Starting a Butterfly Sanctuary
Starting a new butterfly farm?
To start developing a new ‘butterfly farm’ or ‘Sanctuary’ costs money and the need of expert information on butterfly species, breeding techniques of various butterfly species and their individual needs, plants for laying and other plants that each individual species will require to get its sustenance, such as nectar’s, salts and minerals to survive. A book by the author E. Whiteley ‘Farming with Butterflies’, published in 2006, comes highly recommended. The research and breeding of butterflies is perfected, providing detailed information about the butterfly’s life cycles, symbiotic relationships with spiders, ants and aphids. Much detail is given to the correct procedures in planting ones host plants with the correct ground substances, to emulate the original colonies of the plant’s environment, encouraging butterflies to build colonies through propagation of their own species in localized areas. Creating suitable environments similar to the habitats of various moth and butterfly species is essential and important for any butterfly species to adopt as the place in which it will propagate a new colony.
What’s the process?
The first thing to do is to establish the feasibility for starting a ‘butterfly farm’ or ’sanctuary’. Your local Municipality should have an environmental officer, who should be able to guide you in the right direction. If you have farm land or agricultural land available to you, then you would have to approach your local Traditional Council who will assist you in this regard. The next step is to identify all your indigenous vegetation from your alien vegetation.
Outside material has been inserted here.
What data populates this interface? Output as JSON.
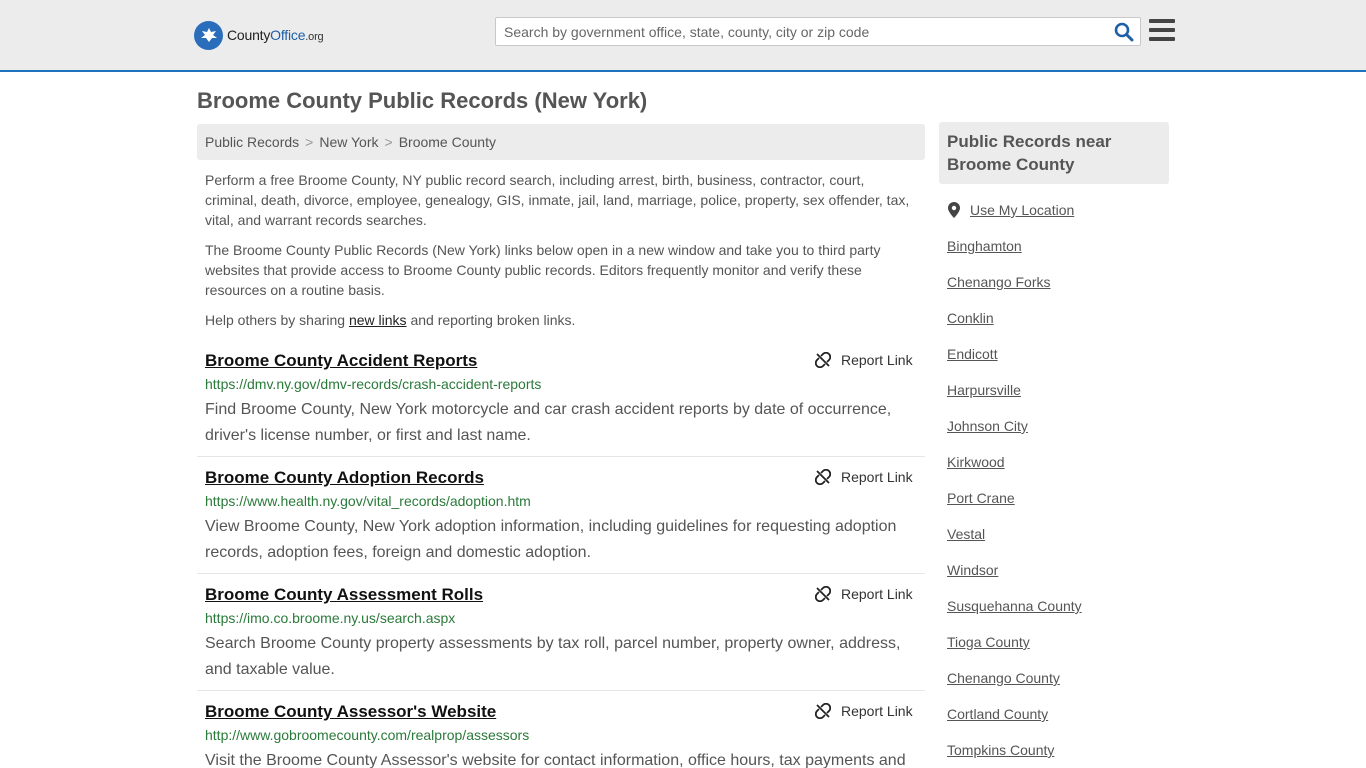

From this a detailed list of butterfly and moth species can be obtained for your local area. Then you contact a butterfly consultant, who will provide you with expert information of what you can or cannot do. This consultant will provide you with all the necessary documentation and bring your project to completion. A copy of butterfly/moth or host plant lists costs R 50.00 per list.
A course is necessary to qualify you for the start of a ‘butterfly farm’ or ‘sanctuary’. Without this course, no support can be obtained from SABBA whatsoever.
Is it profitable?
Having a ‘butterfly farm’ or ‘sanctuary’ on a piece of land, with a tea garden and a small craft shop is a very lucrative business proposition. Entrance fees can be charged from as little as R40.00 to R75.00, depending on the variety of species you have available. Use a good name for the venture and depend on information provided to customers, preferably through a trained tour guide. The standard and accessibility of the site is vital to your visitors. Photographers and ‘butterfly enthusiasts’ are the first of your customers, followed by the intrigued public. Don’t forget advertising. On request, other ‘butterfly farms’ or ‘sanctuaries’ can be linked to this website to enhance your publicity.